Among 7 developed countries, the United States has the lowest proportion of deaths that occur in the hospital and the lowest number of days spent in the hospital during the last 6 months of life.

The United States actually has the lowest proportion of deaths in the hospital and the lowest number of days in the hospital in the last 6 months of life among 7 developed countries, according to a new study published in JAMA.

Some 20 years ago, most deaths due to terminal illness were reported to occur in the hospital. More than one-fourth of the Medicare budget was devoted to the care of beneficiaries. Developed countries spend large amounts in healthcare usage for patients during their end-of-life treatments.

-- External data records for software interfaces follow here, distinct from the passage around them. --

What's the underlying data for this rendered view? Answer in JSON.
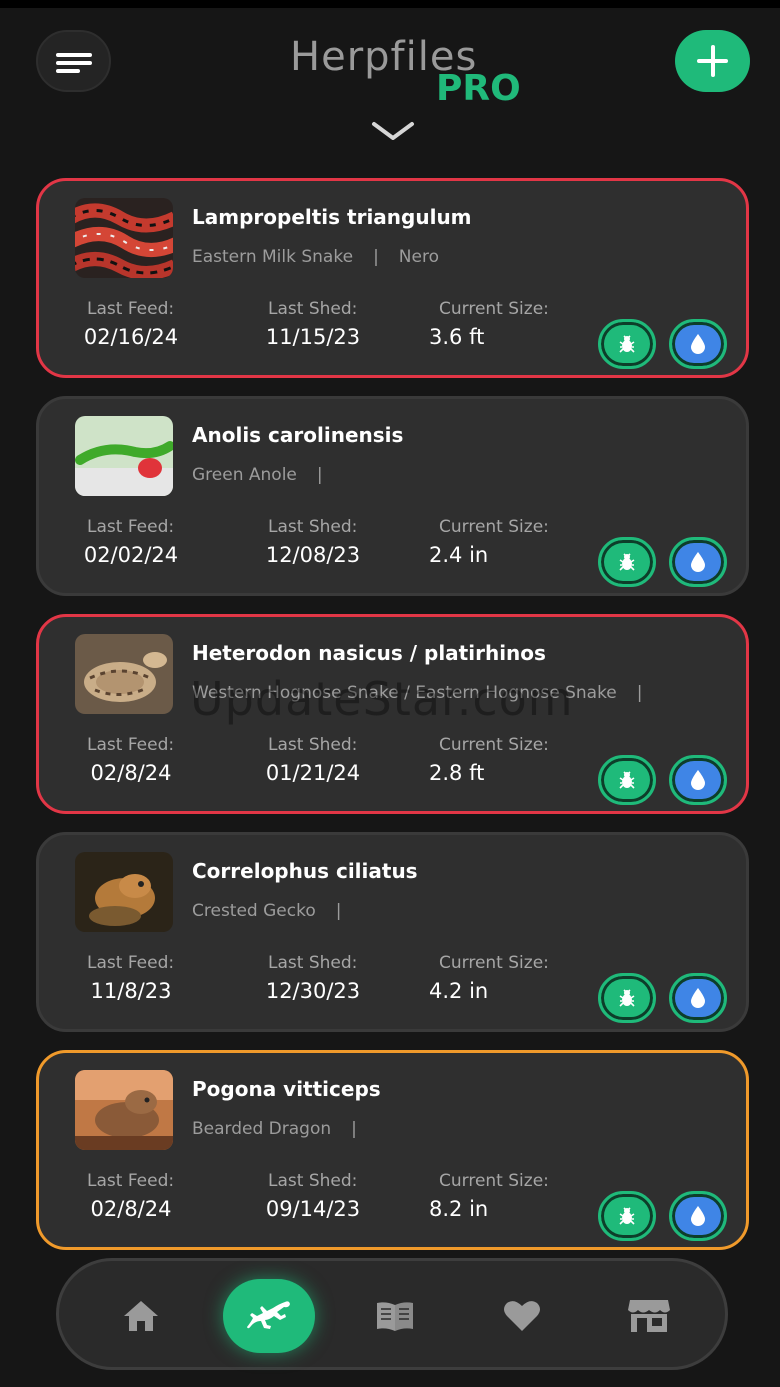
{
  "header": {
    "app_name": "Herpfiles",
    "badge": "PRO",
    "menu_icon": "hamburger-menu-icon",
    "add_icon": "plus-icon",
    "expand_icon": "chevron-down-icon"
  },
  "labels": {
    "last_feed": "Last Feed:",
    "last_shed": "Last Shed:",
    "current_size": "Current Size:"
  },
  "animals": [
    {
      "scientific": "Lampropeltis triangulum",
      "common": "Eastern Milk Snake",
      "separator": "|",
      "nickname": "Nero",
      "last_feed": "02/16/24",
      "last_shed": "11/15/23",
      "size": "3.6 ft",
      "status": "red"
    },
    {
      "scientific": "Anolis carolinensis",
      "common": "Green Anole",
      "separator": "|",
      "nickname": "",
      "last_feed": "02/02/24",
      "last_shed": "12/08/23",
      "size": "2.4 in",
      "status": "normal"
    },
    {
      "scientific": "Heterodon nasicus / platirhinos",
      "common": "Western Hognose Snake / Eastern Hognose Snake",
      "separator": "|",
      "nickname": "",
      "last_feed": "02/8/24",
      "last_shed": "01/21/24",
      "size": "2.8 ft",
      "status": "red"
    },
    {
      "scientific": "Correlophus ciliatus",
      "common": "Crested Gecko",
      "separator": "|",
      "nickname": "",
      "last_feed": "11/8/23",
      "last_shed": "12/30/23",
      "size": "4.2 in",
      "status": "normal"
    },
    {
      "scientific": "Pogona vitticeps",
      "common": "Bearded Dragon",
      "separator": "|",
      "nickname": "",
      "last_feed": "02/8/24",
      "last_shed": "09/14/23",
      "size": "8.2 in",
      "status": "orange"
    }
  ],
  "card_actions": {
    "feed_icon": "bug-icon",
    "water_icon": "water-drop-icon"
  },
  "watermark": "UpdateStar.com",
  "nav": [
    {
      "icon": "home-icon",
      "active": false
    },
    {
      "icon": "lizard-icon",
      "active": true
    },
    {
      "icon": "book-icon",
      "active": false
    },
    {
      "icon": "heart-icon",
      "active": false
    },
    {
      "icon": "store-icon",
      "active": false
    }
  ],
  "colors": {
    "accent": "#1fba7a",
    "alert_red": "#e23646",
    "alert_orange": "#f09a2b",
    "water_blue": "#3f85e6",
    "card_bg": "#2f2f2f",
    "page_bg": "#161616"
  }
}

The new study, led by Ezekiel J. Emanuel, MD, PhD, compared the utilization of healthcare services and end-of-life costs among developed countries. The study focused on Belgium, Canada, England, Germany, the Netherlands, Norway, and the United States.

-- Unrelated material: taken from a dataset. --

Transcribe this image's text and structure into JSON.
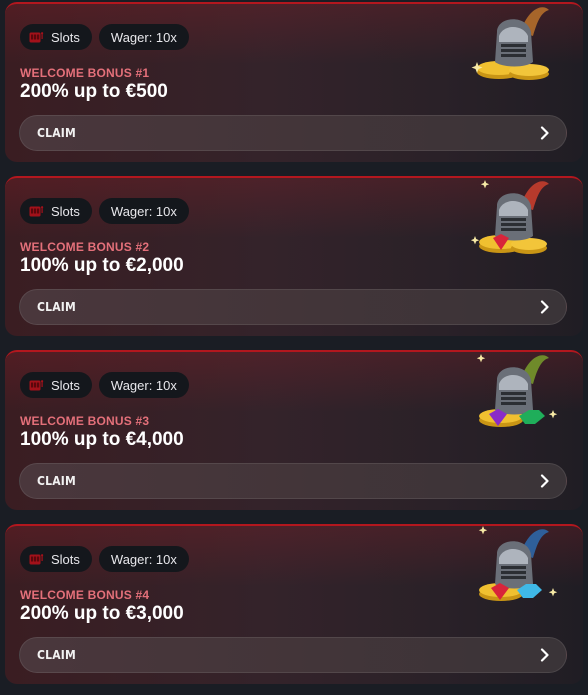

Using administrative and registry data from 2010, the researchers included patients older than 65 years of age who died with cancer. The bases of comparison were the patterns of care they received, the utilization of healthcare services and the costs during the final days before their death.

The researchers found that 29.4% of cancer patients in Netherlands died in the hospital. In England, Norway, and Germany, over 38% of the cancer patients died in hospital. Belgium and Canada had large figures—more than 50%. As compared to the 6 nations, US had the least number of patients dying in the hospital—just about 22.2%.

However, US showcased poor performance in dispensing end-of-life care related to high technology interventions. Mora than 40% of patients who died with cancer were admitted to the intensive care unit in the last 6 months of life. This is more than twice of any other country in the study. Also, 38.7% of American patients dying with cancer received at least 1 chemotherapy episode in the last 6 months of life, again more than the other countries in the study.

In Belgium, Canada, England, Germany, and Norway, end-of-life care is more hospital-centric than it is in the Netherlands or the US. However, hospital expenditures near the end of life were higher in the US, Norway, and Canada as compared with the other countries.

End-of-life care in America is considered expensive, resource consuming and insufficiently attentive to patients’ needs and wishes. Comparatively, other developed nations spend less than the US on healthcare. Many argue that it is because of the lower-intensity care offered toward the end-of-life. However, irrespective of nation of origin, there appears to be a disconnect between patients’ stated preferences for dying at home and actually dying in the hospital.

“Excessive utilization of high-intensity care near the end of life, particularly in the United States relative to other developed countries, underscores the need for continued progress to improve end-of-life care practices,” the study authors commented.